*ACTION ITEM*:
How many lines in these records hold the string "name"? State only that number.

*SOURCE DATA*:
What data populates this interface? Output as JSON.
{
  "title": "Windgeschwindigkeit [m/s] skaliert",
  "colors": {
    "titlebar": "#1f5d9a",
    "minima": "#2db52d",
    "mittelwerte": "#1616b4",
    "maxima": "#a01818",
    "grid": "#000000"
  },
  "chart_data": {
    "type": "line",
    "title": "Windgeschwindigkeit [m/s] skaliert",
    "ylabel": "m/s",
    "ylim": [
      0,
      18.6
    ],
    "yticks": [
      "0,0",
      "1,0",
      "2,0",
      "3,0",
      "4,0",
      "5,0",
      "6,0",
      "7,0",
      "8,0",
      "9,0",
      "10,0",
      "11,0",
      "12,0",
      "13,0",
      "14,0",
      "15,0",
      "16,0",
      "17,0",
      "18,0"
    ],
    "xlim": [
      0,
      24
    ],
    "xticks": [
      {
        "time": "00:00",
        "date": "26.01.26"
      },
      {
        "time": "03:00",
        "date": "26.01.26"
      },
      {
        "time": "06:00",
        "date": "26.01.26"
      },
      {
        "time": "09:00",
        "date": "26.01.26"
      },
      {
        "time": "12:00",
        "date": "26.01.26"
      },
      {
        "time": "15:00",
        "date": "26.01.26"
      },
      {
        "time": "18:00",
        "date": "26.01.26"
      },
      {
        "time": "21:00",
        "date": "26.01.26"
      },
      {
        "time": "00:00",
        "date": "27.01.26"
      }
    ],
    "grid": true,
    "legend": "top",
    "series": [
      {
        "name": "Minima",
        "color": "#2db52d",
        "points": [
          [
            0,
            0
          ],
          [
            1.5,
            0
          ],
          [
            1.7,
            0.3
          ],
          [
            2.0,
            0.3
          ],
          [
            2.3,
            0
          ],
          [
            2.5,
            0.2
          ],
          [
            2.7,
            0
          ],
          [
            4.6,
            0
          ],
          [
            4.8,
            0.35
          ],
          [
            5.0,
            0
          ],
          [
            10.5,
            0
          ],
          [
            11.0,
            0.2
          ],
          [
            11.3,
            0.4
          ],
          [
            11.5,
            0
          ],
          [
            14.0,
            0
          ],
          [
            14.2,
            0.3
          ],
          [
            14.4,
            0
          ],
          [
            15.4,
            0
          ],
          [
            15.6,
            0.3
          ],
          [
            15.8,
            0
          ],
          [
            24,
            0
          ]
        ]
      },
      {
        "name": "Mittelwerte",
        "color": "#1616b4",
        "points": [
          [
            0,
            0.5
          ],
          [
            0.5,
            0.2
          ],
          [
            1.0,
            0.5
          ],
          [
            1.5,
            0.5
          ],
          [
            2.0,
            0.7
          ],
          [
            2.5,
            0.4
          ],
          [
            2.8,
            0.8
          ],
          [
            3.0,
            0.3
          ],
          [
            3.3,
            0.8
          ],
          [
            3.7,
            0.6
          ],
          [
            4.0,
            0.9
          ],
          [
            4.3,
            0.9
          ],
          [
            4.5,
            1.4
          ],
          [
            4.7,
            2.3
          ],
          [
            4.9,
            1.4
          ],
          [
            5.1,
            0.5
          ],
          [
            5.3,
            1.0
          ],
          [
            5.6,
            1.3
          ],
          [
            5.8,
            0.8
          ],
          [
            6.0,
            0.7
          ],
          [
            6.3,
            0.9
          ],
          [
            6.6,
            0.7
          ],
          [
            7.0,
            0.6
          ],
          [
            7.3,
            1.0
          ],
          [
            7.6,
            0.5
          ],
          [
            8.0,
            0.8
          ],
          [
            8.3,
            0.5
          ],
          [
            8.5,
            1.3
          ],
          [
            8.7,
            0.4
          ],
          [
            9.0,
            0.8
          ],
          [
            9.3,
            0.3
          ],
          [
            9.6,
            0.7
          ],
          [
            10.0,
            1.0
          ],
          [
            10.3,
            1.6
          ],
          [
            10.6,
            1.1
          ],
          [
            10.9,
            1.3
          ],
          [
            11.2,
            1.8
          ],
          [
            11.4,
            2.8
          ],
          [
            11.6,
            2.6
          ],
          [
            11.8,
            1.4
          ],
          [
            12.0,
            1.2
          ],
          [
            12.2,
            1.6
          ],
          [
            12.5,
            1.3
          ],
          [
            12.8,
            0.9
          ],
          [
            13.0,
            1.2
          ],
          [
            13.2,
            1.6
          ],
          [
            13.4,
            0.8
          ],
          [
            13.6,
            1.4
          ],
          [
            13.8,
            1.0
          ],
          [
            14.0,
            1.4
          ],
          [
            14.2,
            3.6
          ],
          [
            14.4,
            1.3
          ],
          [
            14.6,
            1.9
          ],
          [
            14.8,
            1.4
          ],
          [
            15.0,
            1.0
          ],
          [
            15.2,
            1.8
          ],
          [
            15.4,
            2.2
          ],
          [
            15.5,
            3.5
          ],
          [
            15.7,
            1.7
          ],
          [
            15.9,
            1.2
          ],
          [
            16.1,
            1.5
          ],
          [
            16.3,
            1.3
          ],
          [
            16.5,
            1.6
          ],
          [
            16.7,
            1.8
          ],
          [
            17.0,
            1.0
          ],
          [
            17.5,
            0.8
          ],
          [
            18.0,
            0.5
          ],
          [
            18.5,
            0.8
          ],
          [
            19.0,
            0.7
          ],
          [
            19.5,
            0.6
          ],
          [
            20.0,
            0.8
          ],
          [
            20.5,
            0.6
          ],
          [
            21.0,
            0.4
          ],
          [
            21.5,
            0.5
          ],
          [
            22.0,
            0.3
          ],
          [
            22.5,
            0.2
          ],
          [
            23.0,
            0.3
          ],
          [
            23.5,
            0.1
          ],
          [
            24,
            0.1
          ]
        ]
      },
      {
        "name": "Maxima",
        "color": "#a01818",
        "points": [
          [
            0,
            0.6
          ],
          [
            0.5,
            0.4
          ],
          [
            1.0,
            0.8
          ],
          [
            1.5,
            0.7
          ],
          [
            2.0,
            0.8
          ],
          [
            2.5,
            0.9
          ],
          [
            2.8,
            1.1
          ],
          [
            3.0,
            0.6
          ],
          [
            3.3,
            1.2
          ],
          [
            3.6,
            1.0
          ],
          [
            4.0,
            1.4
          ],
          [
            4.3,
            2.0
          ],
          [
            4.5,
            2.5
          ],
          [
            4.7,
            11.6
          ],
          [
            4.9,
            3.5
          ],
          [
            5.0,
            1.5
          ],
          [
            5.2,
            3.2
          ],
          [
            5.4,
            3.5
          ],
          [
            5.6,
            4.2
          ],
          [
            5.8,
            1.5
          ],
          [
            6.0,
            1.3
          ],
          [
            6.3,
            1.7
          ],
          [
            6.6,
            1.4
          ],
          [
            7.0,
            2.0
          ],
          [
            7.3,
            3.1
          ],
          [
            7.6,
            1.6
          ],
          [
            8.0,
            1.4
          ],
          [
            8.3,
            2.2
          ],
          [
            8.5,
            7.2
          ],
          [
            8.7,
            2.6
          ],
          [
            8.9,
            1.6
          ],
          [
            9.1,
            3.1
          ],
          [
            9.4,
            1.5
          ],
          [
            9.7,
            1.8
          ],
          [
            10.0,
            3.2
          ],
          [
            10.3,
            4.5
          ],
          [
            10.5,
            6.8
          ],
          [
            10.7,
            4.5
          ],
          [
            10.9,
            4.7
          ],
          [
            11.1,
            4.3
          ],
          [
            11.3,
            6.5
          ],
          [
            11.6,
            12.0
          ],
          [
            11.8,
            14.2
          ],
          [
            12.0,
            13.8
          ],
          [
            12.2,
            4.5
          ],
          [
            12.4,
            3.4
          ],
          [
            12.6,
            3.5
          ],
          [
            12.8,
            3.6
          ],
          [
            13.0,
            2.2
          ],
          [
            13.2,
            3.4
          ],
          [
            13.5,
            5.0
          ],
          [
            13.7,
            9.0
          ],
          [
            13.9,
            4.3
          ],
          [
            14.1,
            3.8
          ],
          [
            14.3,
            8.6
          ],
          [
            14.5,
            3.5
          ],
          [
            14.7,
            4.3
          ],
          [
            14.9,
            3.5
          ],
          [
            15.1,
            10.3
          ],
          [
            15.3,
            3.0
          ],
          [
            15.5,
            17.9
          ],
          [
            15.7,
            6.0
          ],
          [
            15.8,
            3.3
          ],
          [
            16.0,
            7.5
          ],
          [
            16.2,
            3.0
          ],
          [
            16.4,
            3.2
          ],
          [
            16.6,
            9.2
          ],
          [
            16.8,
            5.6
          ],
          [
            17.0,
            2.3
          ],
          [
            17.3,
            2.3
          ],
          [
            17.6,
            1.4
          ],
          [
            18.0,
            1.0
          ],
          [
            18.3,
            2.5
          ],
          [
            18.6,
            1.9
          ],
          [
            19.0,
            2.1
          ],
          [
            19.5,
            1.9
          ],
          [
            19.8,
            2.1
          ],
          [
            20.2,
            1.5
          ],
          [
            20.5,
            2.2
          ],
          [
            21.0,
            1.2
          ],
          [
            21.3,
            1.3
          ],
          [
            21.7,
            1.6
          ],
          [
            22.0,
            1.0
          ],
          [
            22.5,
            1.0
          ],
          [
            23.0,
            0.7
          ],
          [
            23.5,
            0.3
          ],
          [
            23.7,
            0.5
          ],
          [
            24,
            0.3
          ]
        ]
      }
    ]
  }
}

*SOLUTION TO THIS TASK*:
3